(Web page and app entries)
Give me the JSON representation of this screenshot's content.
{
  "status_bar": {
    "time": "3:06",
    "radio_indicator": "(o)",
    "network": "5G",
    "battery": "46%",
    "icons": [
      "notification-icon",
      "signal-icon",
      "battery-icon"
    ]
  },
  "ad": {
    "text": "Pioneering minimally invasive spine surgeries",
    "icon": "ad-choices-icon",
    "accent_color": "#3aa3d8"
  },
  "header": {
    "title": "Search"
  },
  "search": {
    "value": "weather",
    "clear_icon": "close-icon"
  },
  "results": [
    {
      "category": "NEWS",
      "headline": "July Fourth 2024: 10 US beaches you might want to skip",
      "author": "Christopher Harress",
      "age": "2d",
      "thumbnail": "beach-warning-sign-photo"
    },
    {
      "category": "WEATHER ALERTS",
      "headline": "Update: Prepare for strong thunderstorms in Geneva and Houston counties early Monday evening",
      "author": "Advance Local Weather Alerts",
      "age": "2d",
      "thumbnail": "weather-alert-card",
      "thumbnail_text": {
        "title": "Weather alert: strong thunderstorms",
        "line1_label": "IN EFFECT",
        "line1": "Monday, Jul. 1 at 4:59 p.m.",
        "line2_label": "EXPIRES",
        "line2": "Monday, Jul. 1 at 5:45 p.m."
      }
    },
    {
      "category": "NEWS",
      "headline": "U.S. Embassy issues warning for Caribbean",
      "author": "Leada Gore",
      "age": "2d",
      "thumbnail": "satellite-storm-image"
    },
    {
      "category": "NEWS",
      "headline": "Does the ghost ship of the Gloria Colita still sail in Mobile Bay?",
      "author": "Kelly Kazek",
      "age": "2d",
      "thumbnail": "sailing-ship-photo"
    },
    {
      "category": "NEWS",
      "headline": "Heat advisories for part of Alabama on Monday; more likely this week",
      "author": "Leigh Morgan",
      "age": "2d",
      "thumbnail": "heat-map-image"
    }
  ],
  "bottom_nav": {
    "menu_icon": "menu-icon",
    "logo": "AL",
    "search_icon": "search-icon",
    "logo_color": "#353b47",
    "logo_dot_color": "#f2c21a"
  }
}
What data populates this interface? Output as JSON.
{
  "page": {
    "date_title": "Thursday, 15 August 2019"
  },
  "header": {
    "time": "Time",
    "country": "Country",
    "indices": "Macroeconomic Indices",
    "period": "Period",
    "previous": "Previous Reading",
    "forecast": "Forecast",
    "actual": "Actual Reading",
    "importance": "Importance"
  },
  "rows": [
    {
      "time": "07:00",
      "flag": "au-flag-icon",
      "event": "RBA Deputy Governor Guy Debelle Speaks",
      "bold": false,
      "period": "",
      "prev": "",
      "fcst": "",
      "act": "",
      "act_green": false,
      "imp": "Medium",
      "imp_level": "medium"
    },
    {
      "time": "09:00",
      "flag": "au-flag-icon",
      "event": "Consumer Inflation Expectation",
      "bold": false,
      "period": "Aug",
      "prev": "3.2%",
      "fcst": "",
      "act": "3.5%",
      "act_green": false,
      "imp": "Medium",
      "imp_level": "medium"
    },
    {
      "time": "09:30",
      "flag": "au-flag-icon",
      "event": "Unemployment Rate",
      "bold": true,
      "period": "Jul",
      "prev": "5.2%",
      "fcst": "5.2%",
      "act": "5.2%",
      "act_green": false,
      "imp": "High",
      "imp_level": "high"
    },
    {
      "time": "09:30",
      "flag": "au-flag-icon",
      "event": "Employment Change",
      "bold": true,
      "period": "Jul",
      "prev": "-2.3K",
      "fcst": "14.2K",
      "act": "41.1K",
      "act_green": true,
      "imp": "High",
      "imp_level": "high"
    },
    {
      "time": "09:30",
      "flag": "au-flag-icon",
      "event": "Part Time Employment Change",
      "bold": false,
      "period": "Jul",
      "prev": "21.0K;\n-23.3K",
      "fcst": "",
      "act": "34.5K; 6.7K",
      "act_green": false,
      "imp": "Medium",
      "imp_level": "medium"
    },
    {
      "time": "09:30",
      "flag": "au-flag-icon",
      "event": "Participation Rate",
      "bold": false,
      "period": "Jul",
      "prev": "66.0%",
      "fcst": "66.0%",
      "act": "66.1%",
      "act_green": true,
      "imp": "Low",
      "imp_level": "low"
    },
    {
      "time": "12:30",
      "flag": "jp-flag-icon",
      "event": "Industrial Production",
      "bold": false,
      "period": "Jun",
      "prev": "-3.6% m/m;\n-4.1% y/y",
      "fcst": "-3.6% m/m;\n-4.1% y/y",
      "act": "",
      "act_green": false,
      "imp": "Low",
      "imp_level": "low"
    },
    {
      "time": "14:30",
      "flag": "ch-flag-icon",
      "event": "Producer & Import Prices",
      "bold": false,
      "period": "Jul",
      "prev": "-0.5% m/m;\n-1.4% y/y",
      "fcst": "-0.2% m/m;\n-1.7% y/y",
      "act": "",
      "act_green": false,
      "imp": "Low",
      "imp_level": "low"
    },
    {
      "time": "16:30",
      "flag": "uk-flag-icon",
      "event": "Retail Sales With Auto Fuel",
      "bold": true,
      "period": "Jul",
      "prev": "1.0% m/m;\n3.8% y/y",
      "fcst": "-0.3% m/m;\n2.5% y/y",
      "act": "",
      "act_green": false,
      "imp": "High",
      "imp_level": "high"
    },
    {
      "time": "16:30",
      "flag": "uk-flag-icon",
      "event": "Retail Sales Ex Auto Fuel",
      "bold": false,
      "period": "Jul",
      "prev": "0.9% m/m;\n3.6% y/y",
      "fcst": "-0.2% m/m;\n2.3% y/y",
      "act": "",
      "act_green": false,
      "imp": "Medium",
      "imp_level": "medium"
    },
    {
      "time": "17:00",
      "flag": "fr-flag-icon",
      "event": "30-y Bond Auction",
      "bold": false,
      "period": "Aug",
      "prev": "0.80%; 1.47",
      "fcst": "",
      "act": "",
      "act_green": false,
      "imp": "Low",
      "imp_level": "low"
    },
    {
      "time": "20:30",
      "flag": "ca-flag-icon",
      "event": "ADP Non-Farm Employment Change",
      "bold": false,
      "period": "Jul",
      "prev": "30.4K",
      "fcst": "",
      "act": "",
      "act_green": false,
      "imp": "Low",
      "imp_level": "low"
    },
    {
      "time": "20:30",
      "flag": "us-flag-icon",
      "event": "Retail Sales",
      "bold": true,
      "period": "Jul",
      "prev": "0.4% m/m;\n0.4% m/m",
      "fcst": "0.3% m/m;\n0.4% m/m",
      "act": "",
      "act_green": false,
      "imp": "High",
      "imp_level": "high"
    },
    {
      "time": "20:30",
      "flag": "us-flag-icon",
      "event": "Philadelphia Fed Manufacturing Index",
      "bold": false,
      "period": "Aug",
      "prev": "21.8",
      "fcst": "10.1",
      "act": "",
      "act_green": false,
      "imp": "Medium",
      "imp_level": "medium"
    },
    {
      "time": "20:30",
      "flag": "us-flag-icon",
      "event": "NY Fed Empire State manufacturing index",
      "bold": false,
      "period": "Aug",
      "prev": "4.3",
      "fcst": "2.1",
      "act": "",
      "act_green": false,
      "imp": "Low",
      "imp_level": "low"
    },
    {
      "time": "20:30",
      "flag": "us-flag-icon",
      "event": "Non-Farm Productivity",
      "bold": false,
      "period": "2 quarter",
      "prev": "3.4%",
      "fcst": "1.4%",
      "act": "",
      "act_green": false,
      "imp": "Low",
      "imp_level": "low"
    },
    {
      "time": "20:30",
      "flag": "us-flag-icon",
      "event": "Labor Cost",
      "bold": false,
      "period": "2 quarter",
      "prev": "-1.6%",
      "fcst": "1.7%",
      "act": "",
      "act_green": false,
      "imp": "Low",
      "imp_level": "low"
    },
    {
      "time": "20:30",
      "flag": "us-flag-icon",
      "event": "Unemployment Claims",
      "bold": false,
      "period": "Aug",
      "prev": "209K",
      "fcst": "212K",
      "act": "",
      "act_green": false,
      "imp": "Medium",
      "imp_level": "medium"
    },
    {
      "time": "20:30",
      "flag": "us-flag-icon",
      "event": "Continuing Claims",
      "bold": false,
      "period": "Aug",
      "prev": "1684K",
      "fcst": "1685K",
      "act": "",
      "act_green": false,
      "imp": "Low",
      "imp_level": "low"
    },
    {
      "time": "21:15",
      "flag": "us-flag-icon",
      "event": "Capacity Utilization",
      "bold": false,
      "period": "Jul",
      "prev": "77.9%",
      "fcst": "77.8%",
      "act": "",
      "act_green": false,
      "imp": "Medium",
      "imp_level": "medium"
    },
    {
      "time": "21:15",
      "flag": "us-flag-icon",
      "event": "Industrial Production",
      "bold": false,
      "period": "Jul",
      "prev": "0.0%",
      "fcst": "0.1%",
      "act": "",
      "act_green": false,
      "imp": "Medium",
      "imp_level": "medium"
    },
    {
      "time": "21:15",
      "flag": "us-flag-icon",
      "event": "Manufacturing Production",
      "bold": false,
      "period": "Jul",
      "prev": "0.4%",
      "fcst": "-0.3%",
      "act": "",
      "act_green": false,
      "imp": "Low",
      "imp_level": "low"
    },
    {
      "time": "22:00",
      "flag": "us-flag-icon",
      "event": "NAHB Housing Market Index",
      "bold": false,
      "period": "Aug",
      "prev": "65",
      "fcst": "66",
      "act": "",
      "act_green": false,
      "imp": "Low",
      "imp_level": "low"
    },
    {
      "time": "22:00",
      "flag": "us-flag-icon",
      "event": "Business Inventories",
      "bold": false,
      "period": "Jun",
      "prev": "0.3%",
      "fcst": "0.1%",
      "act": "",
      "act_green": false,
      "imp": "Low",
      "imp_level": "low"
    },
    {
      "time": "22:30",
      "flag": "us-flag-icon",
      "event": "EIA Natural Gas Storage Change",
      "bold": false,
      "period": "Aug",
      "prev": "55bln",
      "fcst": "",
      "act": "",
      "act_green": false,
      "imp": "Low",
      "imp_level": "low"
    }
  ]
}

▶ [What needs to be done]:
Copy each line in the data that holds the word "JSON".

▶ [Output for this exercise]:
Give me the JSON representation of this screenshot's content.
What data populates this interface? Output as JSON.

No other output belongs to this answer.